Work item
Your answer must be an exact copy of all the entries.

Given information
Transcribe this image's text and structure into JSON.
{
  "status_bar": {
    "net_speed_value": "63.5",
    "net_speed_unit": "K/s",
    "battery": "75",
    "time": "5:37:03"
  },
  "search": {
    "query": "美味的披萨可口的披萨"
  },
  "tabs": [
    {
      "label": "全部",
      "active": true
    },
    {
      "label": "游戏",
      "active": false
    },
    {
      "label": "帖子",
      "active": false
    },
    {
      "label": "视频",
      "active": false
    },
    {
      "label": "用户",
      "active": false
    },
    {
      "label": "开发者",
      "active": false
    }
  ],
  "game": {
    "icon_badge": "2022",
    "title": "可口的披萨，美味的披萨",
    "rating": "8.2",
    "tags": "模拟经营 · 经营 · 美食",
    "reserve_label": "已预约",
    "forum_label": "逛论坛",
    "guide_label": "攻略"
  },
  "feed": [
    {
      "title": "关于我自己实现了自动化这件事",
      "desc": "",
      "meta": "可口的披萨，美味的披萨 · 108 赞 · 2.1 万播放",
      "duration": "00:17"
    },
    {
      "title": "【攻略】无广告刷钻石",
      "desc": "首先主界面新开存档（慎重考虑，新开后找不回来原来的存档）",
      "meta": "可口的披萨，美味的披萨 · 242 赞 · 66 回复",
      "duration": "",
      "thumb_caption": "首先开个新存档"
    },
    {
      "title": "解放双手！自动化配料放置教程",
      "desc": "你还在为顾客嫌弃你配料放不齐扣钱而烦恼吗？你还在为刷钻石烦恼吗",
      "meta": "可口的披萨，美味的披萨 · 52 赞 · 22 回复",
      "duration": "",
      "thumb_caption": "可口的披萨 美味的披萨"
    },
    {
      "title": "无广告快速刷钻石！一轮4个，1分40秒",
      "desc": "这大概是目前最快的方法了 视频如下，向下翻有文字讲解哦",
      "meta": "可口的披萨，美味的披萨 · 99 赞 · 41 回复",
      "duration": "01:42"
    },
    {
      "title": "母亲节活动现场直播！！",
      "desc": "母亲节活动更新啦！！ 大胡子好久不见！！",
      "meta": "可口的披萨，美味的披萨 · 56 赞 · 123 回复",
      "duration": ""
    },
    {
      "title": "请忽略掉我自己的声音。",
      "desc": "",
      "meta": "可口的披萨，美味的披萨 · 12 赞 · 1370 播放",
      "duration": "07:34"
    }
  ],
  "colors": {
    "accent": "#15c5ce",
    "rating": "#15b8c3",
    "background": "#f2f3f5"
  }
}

Response to this task
Transcribe this image's text and structure into JSON.
{
  "status_bar": {
    "net_speed_value": "63.5",
    "net_speed_unit": "K/s",
    "battery": "75",
    "time": "5:37:03"
  },
  "search": {
    "query": "美味的披萨可口的披萨"
  },
  "tabs": [
    {
      "label": "全部",
      "active": true
    },
    {
      "label": "游戏",
      "active": false
    },
    {
      "label": "帖子",
      "active": false
    },
    {
      "label": "视频",
      "active": false
    },
    {
      "label": "用户",
      "active": false
    },
    {
      "label": "开发者",
      "active": false
    }
  ],
  "game": {
    "icon_badge": "2022",
    "title": "可口的披萨，美味的披萨",
    "rating": "8.2",
    "tags": "模拟经营 · 经营 · 美食",
    "reserve_label": "已预约",
    "forum_label": "逛论坛",
    "guide_label": "攻略"
  },
  "feed": [
    {
      "title": "关于我自己实现了自动化这件事",
      "desc": "",
      "meta": "可口的披萨，美味的披萨 · 108 赞 · 2.1 万播放",
      "duration": "00:17"
    },
    {
      "title": "【攻略】无广告刷钻石",
      "desc": "首先主界面新开存档（慎重考虑，新开后找不回来原来的存档）",
      "meta": "可口的披萨，美味的披萨 · 242 赞 · 66 回复",
      "duration": "",
      "thumb_caption": "首先开个新存档"
    },
    {
      "title": "解放双手！自动化配料放置教程",
      "desc": "你还在为顾客嫌弃你配料放不齐扣钱而烦恼吗？你还在为刷钻石烦恼吗",
      "meta": "可口的披萨，美味的披萨 · 52 赞 · 22 回复",
      "duration": "",
      "thumb_caption": "可口的披萨 美味的披萨"
    },
    {
      "title": "无广告快速刷钻石！一轮4个，1分40秒",
      "desc": "这大概是目前最快的方法了 视频如下，向下翻有文字讲解哦",
      "meta": "可口的披萨，美味的披萨 · 99 赞 · 41 回复",
      "duration": "01:42"
    },
    {
      "title": "母亲节活动现场直播！！",
      "desc": "母亲节活动更新啦！！ 大胡子好久不见！！",
      "meta": "可口的披萨，美味的披萨 · 56 赞 · 123 回复",
      "duration": ""
    },
    {
      "title": "请忽略掉我自己的声音。",
      "desc": "",
      "meta": "可口的披萨，美味的披萨 · 12 赞 · 1370 播放",
      "duration": "07:34"
    }
  ],
  "colors": {
    "accent": "#15c5ce",
    "rating": "#15b8c3",
    "background": "#f2f3f5"
  }
}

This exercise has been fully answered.